a) the 7 conjugations of verbs – ha-binyanim
b) the genitive (eg king Lear’s death)
c) the possessive pronoun (my, your, his etc.)
d) the possessive ending appended to the noun
e) forming the accusative with the preposition et
f) the first binyan: the active conjugation pa’al

The word binyan denotes the system of seven conjugations in Hebrew. binyan means building and is derived from the word bonehto build.

Three binyanim are active conjugations (like to see), three more are the corresponding passive conjugations (like to be seen) and one binyan, the hitpa’el, is reflexive (like to adapt oneself)

Each of the seven conjugations or binyanim has a name, which derives from the shoresh (root) pe, ayin and lamed. This shoresh (p/a/l) denotes the verb pa’alto act (therefore po’al = verb).

The name of the binyan shows always the third person male singular past tense of the respective binyan: so the first binyan is called pa’al / פעל. The word means he acted. In this form, i.e. in the 3rd person singular of the past tense, the root consonants of verb are easiest to recognized, because there are the least additional consonants in and around the word.

systematic diagram:
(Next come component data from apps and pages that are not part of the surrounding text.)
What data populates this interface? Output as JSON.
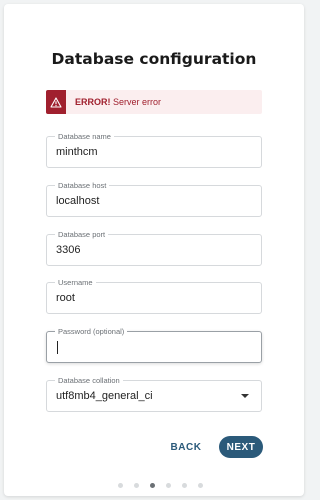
{
  "page": {
    "title": "Database configuration"
  },
  "alert": {
    "prefix": "ERROR!",
    "message": "Server error",
    "icon": "warning-triangle-icon",
    "color": "#a0202e"
  },
  "fields": {
    "db_name": {
      "label": "Database name",
      "value": "minthcm"
    },
    "db_host": {
      "label": "Database host",
      "value": "localhost"
    },
    "db_port": {
      "label": "Database port",
      "value": "3306"
    },
    "username": {
      "label": "Username",
      "value": "root"
    },
    "password": {
      "label": "Password (optional)",
      "value": ""
    },
    "collation": {
      "label": "Database collation",
      "value": "utf8mb4_general_ci"
    }
  },
  "actions": {
    "back_label": "BACK",
    "next_label": "NEXT",
    "accent": "#2b5a7a"
  },
  "stepper": {
    "steps": 6,
    "active": 3
  }
}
active binyanimpassive binyanim
pa’alפעל >nif'alנפעל
pi’elפיעל >pu'alפועל
hif’ilהפעיל >huf'alהופעל
hitpa’elהתפעל